◆ Assignment:
Tally the lines in the listing below that include "educational". Answer with the count and nothing more.

◆ Data shown:
★ ★ ★ ★ ★ ★ ★

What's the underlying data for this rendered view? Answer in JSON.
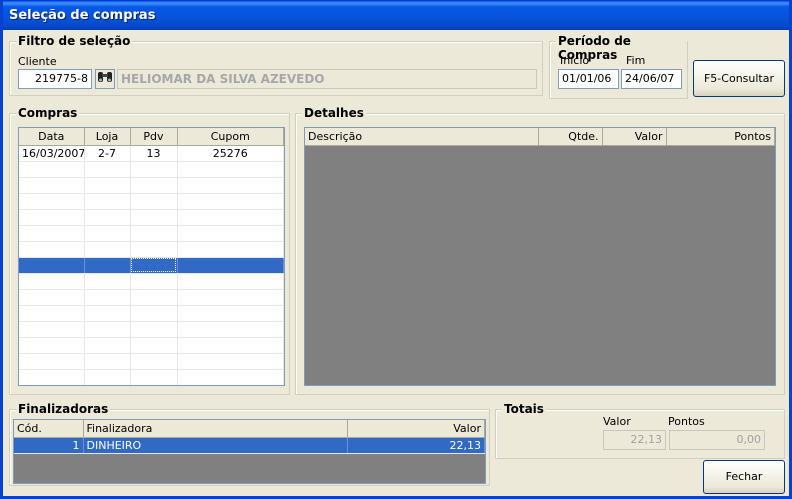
{
  "window": {
    "title": "Seleção de compras",
    "close_glyph": "×"
  },
  "filtro": {
    "title": "Filtro de seleção",
    "cliente_label": "Cliente",
    "cliente_code": "219775-8",
    "cliente_name": "HELIOMAR DA SILVA AZEVEDO",
    "search_icon": "binoculars-icon"
  },
  "periodo": {
    "title": "Período de Compras",
    "inicio_label": "Início",
    "fim_label": "Fim",
    "inicio_value": "01/01/06",
    "fim_value": "24/06/07"
  },
  "consultar_label": "F5-Consultar",
  "compras": {
    "title": "Compras",
    "columns": [
      "Data",
      "Loja",
      "Pdv",
      "Cupom"
    ],
    "rows": [
      [
        "16/03/2007",
        "2-7",
        "13",
        "25276"
      ]
    ]
  },
  "detalhes": {
    "title": "Detalhes",
    "columns": [
      "Descrição",
      "Qtde.",
      "Valor",
      "Pontos"
    ]
  },
  "finalizadoras": {
    "title": "Finalizadoras",
    "columns": [
      "Cód.",
      "Finalizadora",
      "Valor"
    ],
    "rows": [
      [
        "1",
        "DINHEIRO",
        "22,13"
      ]
    ]
  },
  "totais": {
    "title": "Totais",
    "valor_label": "Valor",
    "pontos_label": "Pontos",
    "valor": "22,13",
    "pontos": "0,00"
  },
  "fechar_label": "Fechar",
  "colors": {
    "selection": "#316ac5",
    "titlebar": "#0653d8",
    "empty_grid": "#808080"
  }
}
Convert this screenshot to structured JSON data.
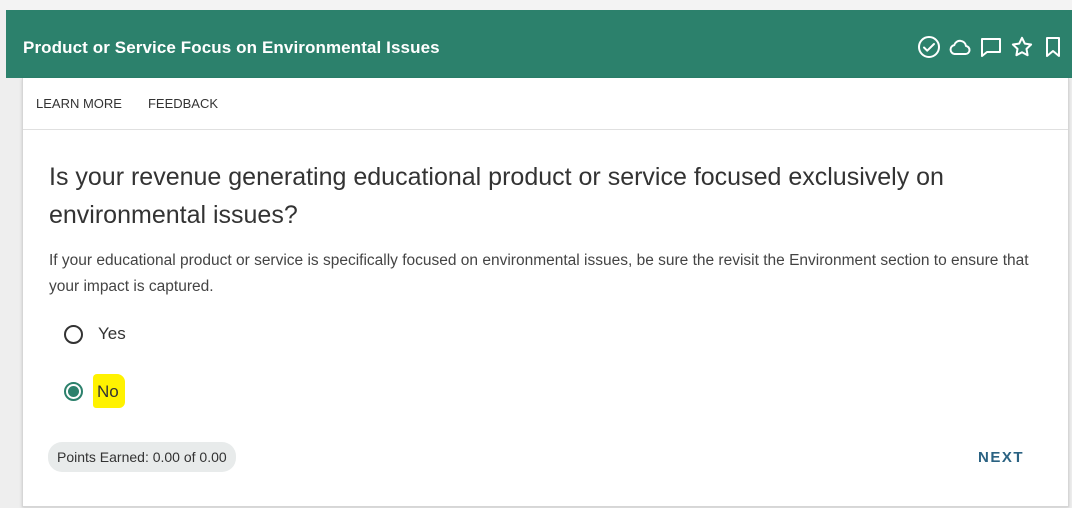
{
  "header": {
    "title": "Product or Service Focus on Environmental Issues",
    "icons": [
      "check-circle-icon",
      "cloud-icon",
      "comment-icon",
      "star-icon",
      "bookmark-icon"
    ]
  },
  "tabs": {
    "learn_more": "LEARN MORE",
    "feedback": "FEEDBACK"
  },
  "question": {
    "text": "Is your revenue generating educational product or service focused exclusively on environmental issues?",
    "help": "If your educational product or service is specifically focused on environmental issues, be sure the revisit the Environment section to ensure that your impact is captured."
  },
  "options": [
    {
      "label": "Yes",
      "selected": false
    },
    {
      "label": "No",
      "selected": true
    }
  ],
  "footer": {
    "points": "Points Earned: 0.00 of 0.00",
    "next": "NEXT"
  },
  "colors": {
    "header_bg": "#2c816c",
    "accent": "#2c816c",
    "highlight": "#fff200",
    "next_link": "#2a6282"
  }
}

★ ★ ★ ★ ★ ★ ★

◆ Task answer:
2